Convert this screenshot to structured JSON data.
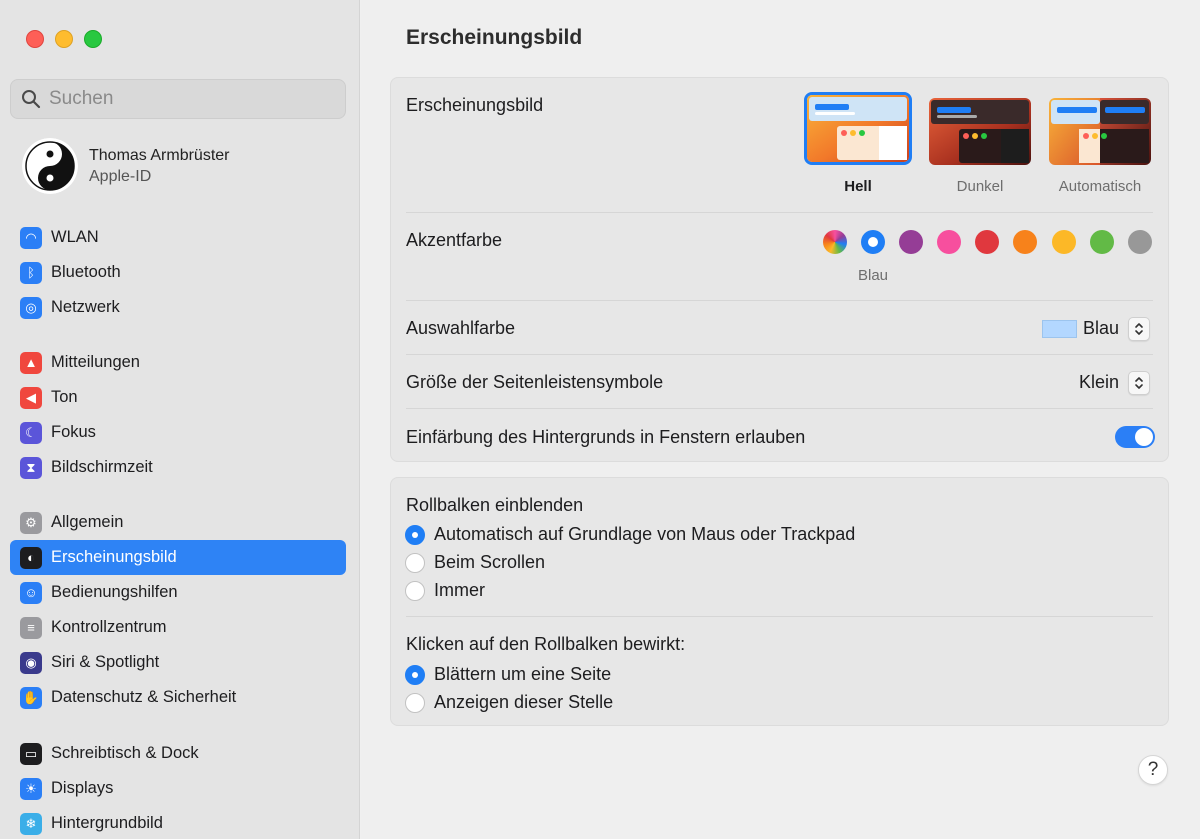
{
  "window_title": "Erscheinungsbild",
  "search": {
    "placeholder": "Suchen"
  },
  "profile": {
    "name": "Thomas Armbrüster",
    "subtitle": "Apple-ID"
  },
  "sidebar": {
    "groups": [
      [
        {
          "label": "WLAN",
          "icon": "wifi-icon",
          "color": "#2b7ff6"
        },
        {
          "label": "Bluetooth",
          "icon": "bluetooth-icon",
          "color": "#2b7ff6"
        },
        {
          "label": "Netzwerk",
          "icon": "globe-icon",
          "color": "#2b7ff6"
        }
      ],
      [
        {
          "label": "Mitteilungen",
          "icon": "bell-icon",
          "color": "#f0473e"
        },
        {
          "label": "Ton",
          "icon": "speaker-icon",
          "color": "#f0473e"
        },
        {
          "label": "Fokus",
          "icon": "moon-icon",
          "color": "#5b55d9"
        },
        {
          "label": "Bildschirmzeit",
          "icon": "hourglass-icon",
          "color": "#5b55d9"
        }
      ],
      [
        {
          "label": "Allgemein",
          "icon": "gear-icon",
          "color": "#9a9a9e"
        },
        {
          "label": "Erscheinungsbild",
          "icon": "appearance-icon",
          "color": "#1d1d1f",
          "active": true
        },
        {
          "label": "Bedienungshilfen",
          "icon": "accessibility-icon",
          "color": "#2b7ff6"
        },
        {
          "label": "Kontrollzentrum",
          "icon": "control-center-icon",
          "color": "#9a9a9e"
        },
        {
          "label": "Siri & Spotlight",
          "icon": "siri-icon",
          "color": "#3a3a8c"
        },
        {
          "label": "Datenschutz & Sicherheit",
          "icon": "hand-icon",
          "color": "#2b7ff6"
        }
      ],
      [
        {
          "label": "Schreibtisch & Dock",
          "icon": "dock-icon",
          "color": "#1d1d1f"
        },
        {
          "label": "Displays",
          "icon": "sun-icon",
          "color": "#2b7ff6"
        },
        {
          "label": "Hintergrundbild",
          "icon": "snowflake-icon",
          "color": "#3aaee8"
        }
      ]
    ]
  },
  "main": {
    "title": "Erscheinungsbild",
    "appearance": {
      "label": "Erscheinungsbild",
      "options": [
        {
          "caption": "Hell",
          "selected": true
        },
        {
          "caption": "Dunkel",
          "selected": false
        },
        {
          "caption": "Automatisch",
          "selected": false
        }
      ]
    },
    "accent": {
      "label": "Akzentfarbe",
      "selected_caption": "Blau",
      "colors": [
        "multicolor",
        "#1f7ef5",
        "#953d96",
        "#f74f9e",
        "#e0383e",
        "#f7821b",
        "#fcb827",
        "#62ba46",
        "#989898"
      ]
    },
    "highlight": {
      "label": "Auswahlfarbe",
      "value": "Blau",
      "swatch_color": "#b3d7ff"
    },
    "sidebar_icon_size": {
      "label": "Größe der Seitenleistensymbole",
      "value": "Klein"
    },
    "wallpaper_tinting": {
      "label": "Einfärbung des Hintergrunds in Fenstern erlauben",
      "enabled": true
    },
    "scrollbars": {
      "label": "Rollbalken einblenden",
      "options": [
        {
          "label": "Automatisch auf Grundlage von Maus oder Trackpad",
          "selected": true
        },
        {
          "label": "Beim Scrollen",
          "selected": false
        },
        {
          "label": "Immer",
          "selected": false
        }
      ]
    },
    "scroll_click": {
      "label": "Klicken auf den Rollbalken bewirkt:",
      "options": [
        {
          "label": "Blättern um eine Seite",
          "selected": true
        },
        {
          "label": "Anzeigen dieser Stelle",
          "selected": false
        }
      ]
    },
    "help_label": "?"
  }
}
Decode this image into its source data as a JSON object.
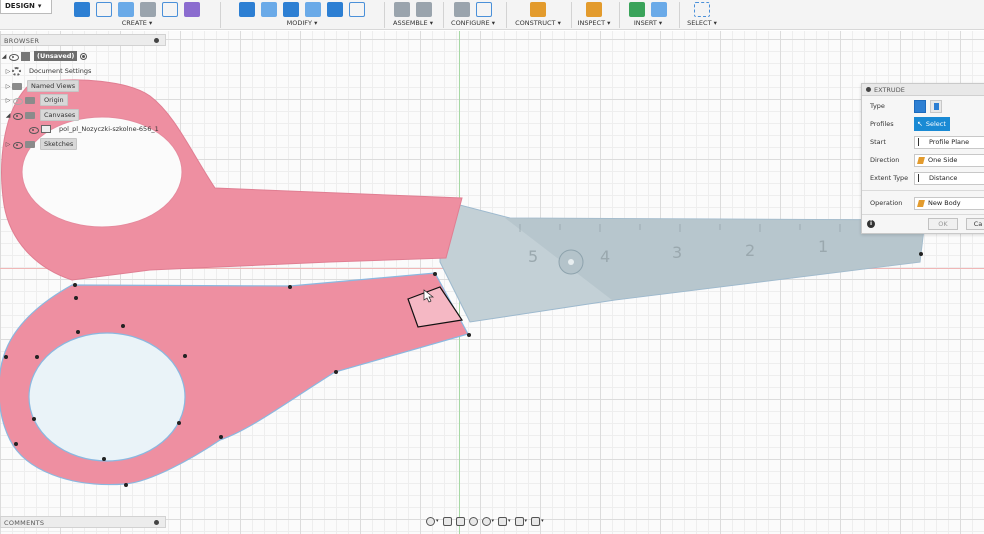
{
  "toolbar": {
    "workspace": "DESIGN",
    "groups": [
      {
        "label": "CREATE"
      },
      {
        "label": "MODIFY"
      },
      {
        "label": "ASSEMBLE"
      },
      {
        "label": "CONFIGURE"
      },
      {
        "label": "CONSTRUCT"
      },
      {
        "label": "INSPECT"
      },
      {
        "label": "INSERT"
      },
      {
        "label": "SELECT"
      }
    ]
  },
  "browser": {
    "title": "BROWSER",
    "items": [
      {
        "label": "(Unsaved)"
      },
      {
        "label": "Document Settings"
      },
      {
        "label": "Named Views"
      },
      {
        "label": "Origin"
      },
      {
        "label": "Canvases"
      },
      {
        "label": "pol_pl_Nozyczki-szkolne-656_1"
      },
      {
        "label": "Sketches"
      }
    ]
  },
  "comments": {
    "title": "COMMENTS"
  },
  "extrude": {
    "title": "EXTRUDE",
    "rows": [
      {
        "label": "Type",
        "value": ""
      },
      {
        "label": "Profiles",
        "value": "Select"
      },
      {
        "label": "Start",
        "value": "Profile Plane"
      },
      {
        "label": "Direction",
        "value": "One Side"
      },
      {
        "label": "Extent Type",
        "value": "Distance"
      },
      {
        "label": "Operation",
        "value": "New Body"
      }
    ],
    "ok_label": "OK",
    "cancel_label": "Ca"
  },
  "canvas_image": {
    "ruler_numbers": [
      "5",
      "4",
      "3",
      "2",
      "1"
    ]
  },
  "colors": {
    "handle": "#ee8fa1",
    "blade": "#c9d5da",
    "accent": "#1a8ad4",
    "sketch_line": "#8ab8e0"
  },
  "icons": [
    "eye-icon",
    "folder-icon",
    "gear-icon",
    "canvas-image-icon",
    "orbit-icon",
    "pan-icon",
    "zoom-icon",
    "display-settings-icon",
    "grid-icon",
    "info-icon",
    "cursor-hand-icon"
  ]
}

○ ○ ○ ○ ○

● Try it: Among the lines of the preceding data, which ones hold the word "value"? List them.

● Answer for this exercise:
      "value": "Blau",
      "value": "Klein"
        "value": ""
        "value": "Select"
        "value": "Profile Plane"
        "value": "One Side"
        "value": "Distance"
        "value": "New Body"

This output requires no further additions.